Segment Start: Supplied data
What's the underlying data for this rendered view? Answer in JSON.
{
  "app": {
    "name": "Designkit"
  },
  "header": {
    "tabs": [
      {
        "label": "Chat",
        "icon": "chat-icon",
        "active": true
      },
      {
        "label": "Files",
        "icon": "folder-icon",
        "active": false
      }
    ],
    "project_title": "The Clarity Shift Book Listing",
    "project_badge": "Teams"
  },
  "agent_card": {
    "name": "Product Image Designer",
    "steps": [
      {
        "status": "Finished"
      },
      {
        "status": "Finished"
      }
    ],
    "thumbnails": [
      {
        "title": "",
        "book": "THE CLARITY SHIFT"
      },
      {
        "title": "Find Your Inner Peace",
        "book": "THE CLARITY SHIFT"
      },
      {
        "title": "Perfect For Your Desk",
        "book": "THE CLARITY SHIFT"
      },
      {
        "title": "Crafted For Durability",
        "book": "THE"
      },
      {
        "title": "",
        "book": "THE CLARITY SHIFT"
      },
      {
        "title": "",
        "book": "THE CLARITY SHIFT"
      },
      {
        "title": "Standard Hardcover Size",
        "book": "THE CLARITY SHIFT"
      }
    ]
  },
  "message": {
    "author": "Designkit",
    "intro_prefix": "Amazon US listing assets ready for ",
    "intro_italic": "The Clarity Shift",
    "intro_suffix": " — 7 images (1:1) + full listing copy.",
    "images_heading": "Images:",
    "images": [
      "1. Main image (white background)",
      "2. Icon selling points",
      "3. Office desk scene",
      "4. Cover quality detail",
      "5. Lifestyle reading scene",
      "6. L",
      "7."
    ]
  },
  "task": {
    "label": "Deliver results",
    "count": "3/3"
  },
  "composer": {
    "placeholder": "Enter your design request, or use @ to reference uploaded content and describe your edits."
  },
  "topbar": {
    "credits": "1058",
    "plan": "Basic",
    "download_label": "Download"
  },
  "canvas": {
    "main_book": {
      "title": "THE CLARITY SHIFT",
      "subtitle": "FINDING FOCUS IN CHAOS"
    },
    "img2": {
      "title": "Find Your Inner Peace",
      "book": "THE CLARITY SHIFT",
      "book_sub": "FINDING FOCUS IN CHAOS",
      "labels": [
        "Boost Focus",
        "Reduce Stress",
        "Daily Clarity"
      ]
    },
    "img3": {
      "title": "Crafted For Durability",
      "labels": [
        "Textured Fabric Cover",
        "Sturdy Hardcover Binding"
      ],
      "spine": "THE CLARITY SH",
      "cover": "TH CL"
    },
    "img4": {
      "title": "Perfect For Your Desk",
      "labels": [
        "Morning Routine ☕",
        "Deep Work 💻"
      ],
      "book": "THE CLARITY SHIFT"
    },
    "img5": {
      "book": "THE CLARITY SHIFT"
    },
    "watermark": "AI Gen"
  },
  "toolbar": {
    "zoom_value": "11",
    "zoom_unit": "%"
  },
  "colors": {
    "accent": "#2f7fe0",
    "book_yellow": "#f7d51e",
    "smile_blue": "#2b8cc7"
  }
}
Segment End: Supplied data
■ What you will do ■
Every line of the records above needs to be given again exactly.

■ Exercise answer ■
What's the underlying data for this rendered view? Answer in JSON.
{
  "app": {
    "name": "Designkit"
  },
  "header": {
    "tabs": [
      {
        "label": "Chat",
        "icon": "chat-icon",
        "active": true
      },
      {
        "label": "Files",
        "icon": "folder-icon",
        "active": false
      }
    ],
    "project_title": "The Clarity Shift Book Listing",
    "project_badge": "Teams"
  },
  "agent_card": {
    "name": "Product Image Designer",
    "steps": [
      {
        "status": "Finished"
      },
      {
        "status": "Finished"
      }
    ],
    "thumbnails": [
      {
        "title": "",
        "book": "THE CLARITY SHIFT"
      },
      {
        "title": "Find Your Inner Peace",
        "book": "THE CLARITY SHIFT"
      },
      {
        "title": "Perfect For Your Desk",
        "book": "THE CLARITY SHIFT"
      },
      {
        "title": "Crafted For Durability",
        "book": "THE"
      },
      {
        "title": "",
        "book": "THE CLARITY SHIFT"
      },
      {
        "title": "",
        "book": "THE CLARITY SHIFT"
      },
      {
        "title": "Standard Hardcover Size",
        "book": "THE CLARITY SHIFT"
      }
    ]
  },
  "message": {
    "author": "Designkit",
    "intro_prefix": "Amazon US listing assets ready for ",
    "intro_italic": "The Clarity Shift",
    "intro_suffix": " — 7 images (1:1) + full listing copy.",
    "images_heading": "Images:",
    "images": [
      "1. Main image (white background)",
      "2. Icon selling points",
      "3. Office desk scene",
      "4. Cover quality detail",
      "5. Lifestyle reading scene",
      "6. L",
      "7."
    ]
  },
  "task": {
    "label": "Deliver results",
    "count": "3/3"
  },
  "composer": {
    "placeholder": "Enter your design request, or use @ to reference uploaded content and describe your edits."
  },
  "topbar": {
    "credits": "1058",
    "plan": "Basic",
    "download_label": "Download"
  },
  "canvas": {
    "main_book": {
      "title": "THE CLARITY SHIFT",
      "subtitle": "FINDING FOCUS IN CHAOS"
    },
    "img2": {
      "title": "Find Your Inner Peace",
      "book": "THE CLARITY SHIFT",
      "book_sub": "FINDING FOCUS IN CHAOS",
      "labels": [
        "Boost Focus",
        "Reduce Stress",
        "Daily Clarity"
      ]
    },
    "img3": {
      "title": "Crafted For Durability",
      "labels": [
        "Textured Fabric Cover",
        "Sturdy Hardcover Binding"
      ],
      "spine": "THE CLARITY SH",
      "cover": "TH CL"
    },
    "img4": {
      "title": "Perfect For Your Desk",
      "labels": [
        "Morning Routine ☕",
        "Deep Work 💻"
      ],
      "book": "THE CLARITY SHIFT"
    },
    "img5": {
      "book": "THE CLARITY SHIFT"
    },
    "watermark": "AI Gen"
  },
  "toolbar": {
    "zoom_value": "11",
    "zoom_unit": "%"
  },
  "colors": {
    "accent": "#2f7fe0",
    "book_yellow": "#f7d51e",
    "smile_blue": "#2b8cc7"
  }
}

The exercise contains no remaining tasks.